Bar owners say drinkers going underground
Northern News Services
Gold Range owner Richard Yurkiw said he's been to a couple himself.
"There's cards, jamming with musicians, all kinds of things," said Yurkiw.
"I know one guy has a shuffle board, another guy might have a pool table.
"This was unheard of two years ago, nothing at all. (City Hall) has created a brand new industry."
The city's bylaw, passed in October 2003, prohibits smoking in indoor public places. Businesses can be fined up to $5,000. Fines for individuals can reach a maximum of $500.
Yurkiw said the garage bars are mainly a bring-your-own-beer sort of thing, but wouldn't be surprised if some keep a fridge stocked with beer where patrons chip in a few bucks to pay for it.
Bob Ross, owner of Jose Locos, said he hasn't been to one, but was told some charge for a "membership" or request a fee at the door.
"They charge a $25 cost to get in the door, then $5-a-beer kind of thing," said Ross.
"You can sit there and smoke as you wish."
Such activities would be illegal under the territorial Liquor Act but RCMP Sgt. Darcy Fleury said he isn't aware of any of these clubs.
"That's the first I've heard of it," he said.
Yurkiw and Ross say these underground drinking clubs are being run out of private warehouses.
Yurkiw said there could be as many as a dozen open for business on weekend nights.
He said unlike in his bar, there is no control over how much someone drinks in the warehouse clubs.
"How are they going to control the drinking and driving?" Yurkiw asked.
"At least here, we see you, we'll cut you off, we'll get you a cab."
Last year, the NWT Liquor Commission reported that overall liquor sales for 2004 were up $1.4 million while sales to bars were down $602,000 from 2003, fuelling bar owners' beliefs that the bylaw is keeping people at home or in illicit clubs so they can smoke and drink.
Gordon Wray, co-owner of the Black Knight pub, said the garage bars, along other smokers who just stay home, have hurt his business.
After an initial 30 per cent drop in sales following the smoking ban, they are still 15 per cent below their original take.
"We don't see an up-surge of new people coming out to the bars," said Wray.
"All these people said they're going to go out to the bar because there's no smoking.

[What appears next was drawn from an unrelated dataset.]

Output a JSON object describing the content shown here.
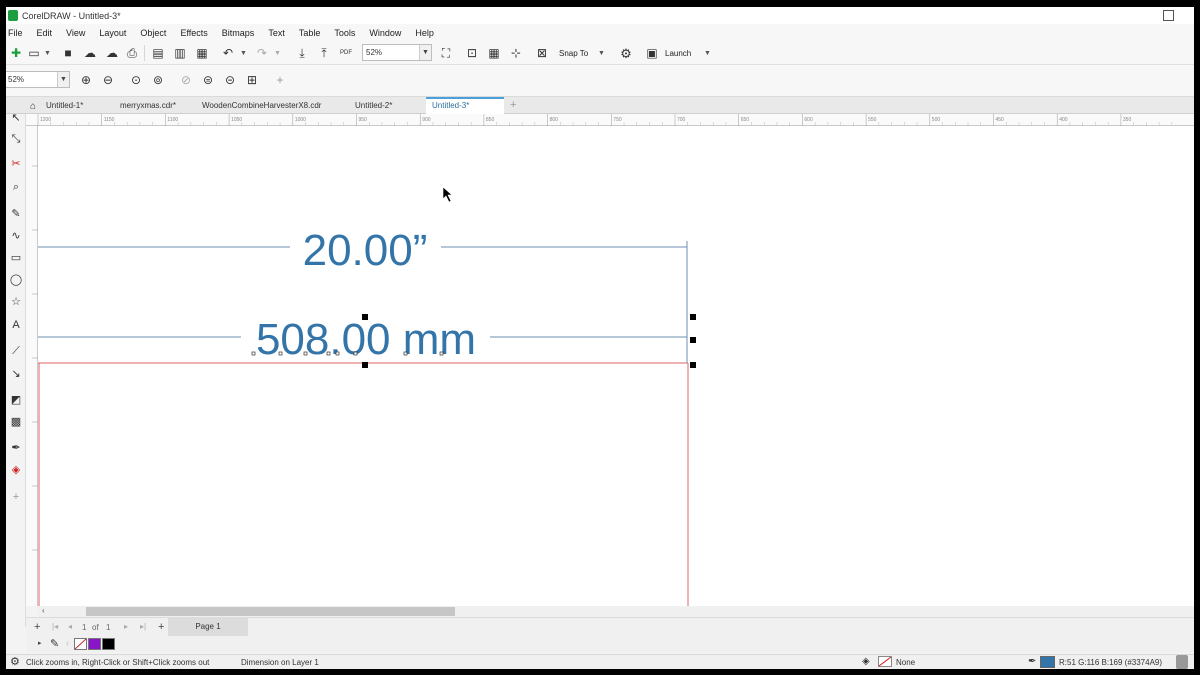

Well, they didn't materialize."
Now he's coming to grips with increases to garbage pick-up rates that have climbed 1,000 per cent since last month, Wray said.
Many businesses saw commercial garbage rates increase this month after the city decided to cut it out of their contract with Kavanaugh Brothers waste removers.
"I've just seen my garbage go from $44 a month to $400 in the middle of winter," said Wray.
"Well, thanks a lot guys. There doesn't seem to be any support for the small business community from city council whatsoever."
Mayor Gord Van Tighem said no one at City Hall has heard of the garage bars, but added the city remains committed to the anti-smoking bylaw.
"If they do exist it sounds like they're doing it very quietly and happily," said Van Tighem. "The world isn't going to be fully legislated."